What's the real flood danger in Florida? New data shows the risk to your home
As global climate change begins to make a home in the United States in the form of rising seas, punishing storms, and more intense rainfall, the federal government underestimates the flood risk for 113,965 households and properties in Florida, a wide-ranging scientific analysis released Monday found.
The First Street Foundation, a nonprofit organization that combined a series of contemporary flooding models into a single, nationwide flood risk tool, estimates that 1,833,341 properties in the state today face a 1% annual chance of flooding. That threshold is the gold standard the federal government uses to assess which homeowners must purchase flood insurance, and local planners use to determine which areas are safe to develop.

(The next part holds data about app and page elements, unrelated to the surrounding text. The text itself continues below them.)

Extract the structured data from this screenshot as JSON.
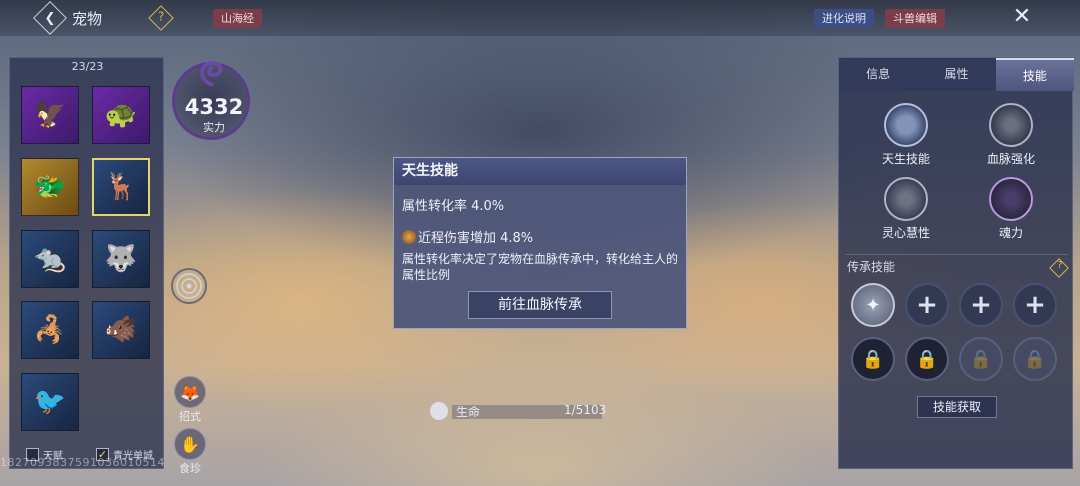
{
  "header": {
    "back_icon": "back-arrow-icon",
    "title": "宠物",
    "help": "?",
    "tag_shanhai": "山海经",
    "evolution_btn": "进化说明",
    "beast_edit_btn": "斗兽编辑",
    "close": "✕"
  },
  "pet_list": {
    "count": "23/23",
    "pets": [
      {
        "icon": "eagle-pet-icon",
        "glyph": "🦅",
        "bg": "purple"
      },
      {
        "icon": "turtle-pet-icon",
        "glyph": "🐢",
        "bg": "purple"
      },
      {
        "icon": "dragon-pet-icon",
        "glyph": "🐲",
        "bg": "gold"
      },
      {
        "icon": "deer-pet-icon",
        "glyph": "🦌",
        "bg": "blue",
        "selected": true
      },
      {
        "icon": "rat-pet-icon",
        "glyph": "🐀",
        "bg": "blue"
      },
      {
        "icon": "wolf-pet-icon",
        "glyph": "🐺",
        "bg": "blue"
      },
      {
        "icon": "scorpion-pet-icon",
        "glyph": "🦂",
        "bg": "blue"
      },
      {
        "icon": "beast-pet-icon",
        "glyph": "🐗",
        "bg": "blue"
      },
      {
        "icon": "griffin-pet-icon",
        "glyph": "🐦",
        "bg": "blue"
      }
    ],
    "checkbox_1": {
      "label": "天赋",
      "checked": false
    },
    "checkbox_2": {
      "label": "青光单城",
      "checked": true
    },
    "watermark": "1827093837591036010514"
  },
  "power": {
    "value": "4332",
    "label": "实力"
  },
  "side_buttons": {
    "moves": "招式",
    "treasure": "食珍"
  },
  "hp": {
    "label": "生命",
    "value": "1/5103"
  },
  "popup": {
    "title": "天生技能",
    "rate_line": "属性转化率 4.0%",
    "bonus_line": "近程伤害增加 4.8%",
    "description": "属性转化率决定了宠物在血脉传承中，转化给主人的属性比例",
    "action_button": "前往血脉传承"
  },
  "right_panel": {
    "tabs": [
      "信息",
      "属性",
      "技能"
    ],
    "active_tab": "技能",
    "skills": [
      {
        "label": "天生技能",
        "icon": "innate-skill-icon"
      },
      {
        "label": "血脉强化",
        "icon": "bloodline-icon"
      },
      {
        "label": "灵心慧性",
        "icon": "spirit-icon"
      },
      {
        "label": "魂力",
        "icon": "soul-icon"
      }
    ],
    "inherit_title": "传承技能",
    "inherit_help": "?",
    "get_skill_btn": "技能获取"
  }
}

But under current federal flood maps, First Street found 1,719,376 properties in the floodplain, 6.6% less than in its model. Experts say that places residents and property owners at an underappreciated risk to life and property.
Particularly problematic are Palm Beach and Lee counties, where 77,205 and 58,601 properties are at risk of flooding but do not fall within the federal flood maps, the highest discrepancies in the state. Cape Coral and Port Charlotte lead the way among cities, where a combined 61,852 properties face previously unidentified flooding risk.
The information will give local governments and property owners a leap forward in understanding their evolving risks from climate change and other hazards, said Kerry Emanuel, a meteorology professor at the Massachusetts Institute of Technology.
It takes pieces of information from many experts and puts it together in a way that hasn’t been done before to give property owners “the risk of their home being blown down or flooded by salt or freshwater,” Emanuel said.
“They’re going to watch the value of their property plummet over time,” he said. “That might make them think twice,” he said, adding that it might also convince them to ask their elected representatives “to do something about it.”
The problem extends nationally, with a total of 14.6 million properties across the nation at risk of flooding. That’s nearly six million more than fall within current Federal Emergency Management floodplains, a 70% increase.
First Street’s data, developed in coordination with dozens of flood researchers and environmental engineers, show the additional risk touches nearly every corner of America.
The database will have information for “every home in the country, 145 million properties, and that’s commercial properties as well, aside from Alaska and Hawaii,” said the foundation’s president, Matthew Eby. “We’ll have the address, the FEMA zone, the building footprint , the parcel, the elevation, all the inundation statistics and a slew of different flood calculations.”
Particularly at risk are the most populated states.
In California, First Street calculated about 500,000 properties fall within FEMA floodplains, or about 4% of the state’s total. But First Street calculated the actual number of properties currently at risk is nearly 1.1 million, more than double the federal government’s calculations and the largest discrepancy of any state. New York and Pennsylvania follow, each with more than 370,000 additional properties at risk.
But problems also touch interior states with little reputation for flooding. In Utah, First Street calculates about 113,000 properties are at risk of flooding. That’s more than a four-fold increase over the 21,000 within FEMA floodplains, the largest such jump anywhere in the country. Wyoming, Montana, Idaho, and Tennessee follow, each with more than three times the number of properties at risk than what federal maps show.
And the situation is getting worse. In addition to a present day analysis, First Street’s modeling incorporated 2050 projections from the International Panel on Climate Change, the United Nations’ primary scientific body on the planet’s changing climate. The conclusion: another 1.5 million properties will be at risk of going underwater in 30 years, primarily along the Gulf Coast and Mid-Atlantic.
Current federal flood maps offer no such future projections, amplifying the unknown risk.
“There’s big areas of the country that don’t have maps at all so this will be the first time that anyone in that area has actually mapped flood risk for them because the populations are smaller,” Eby said. FEMA is mandated by Congress to do it in a certain way, he said, while First Street doesn’t face the same restrictions.
The National Association of Realtors looks forward to seeing the new data, stated its president, Vince Malta.
“Improving access to credible flood risk data is critical to many property owners and prospective buyers across the country and to enhancing confidence in real estate markets in various U.S. regions,” Malta said. The Association and its members, he said, “welcome all prudent steps toward the development and dissemination of resources that will help American consumers make fully informed decisions about properties’ specific flood risks.”
USA TODAY data reporter Theresa Diffendal contributed to this report.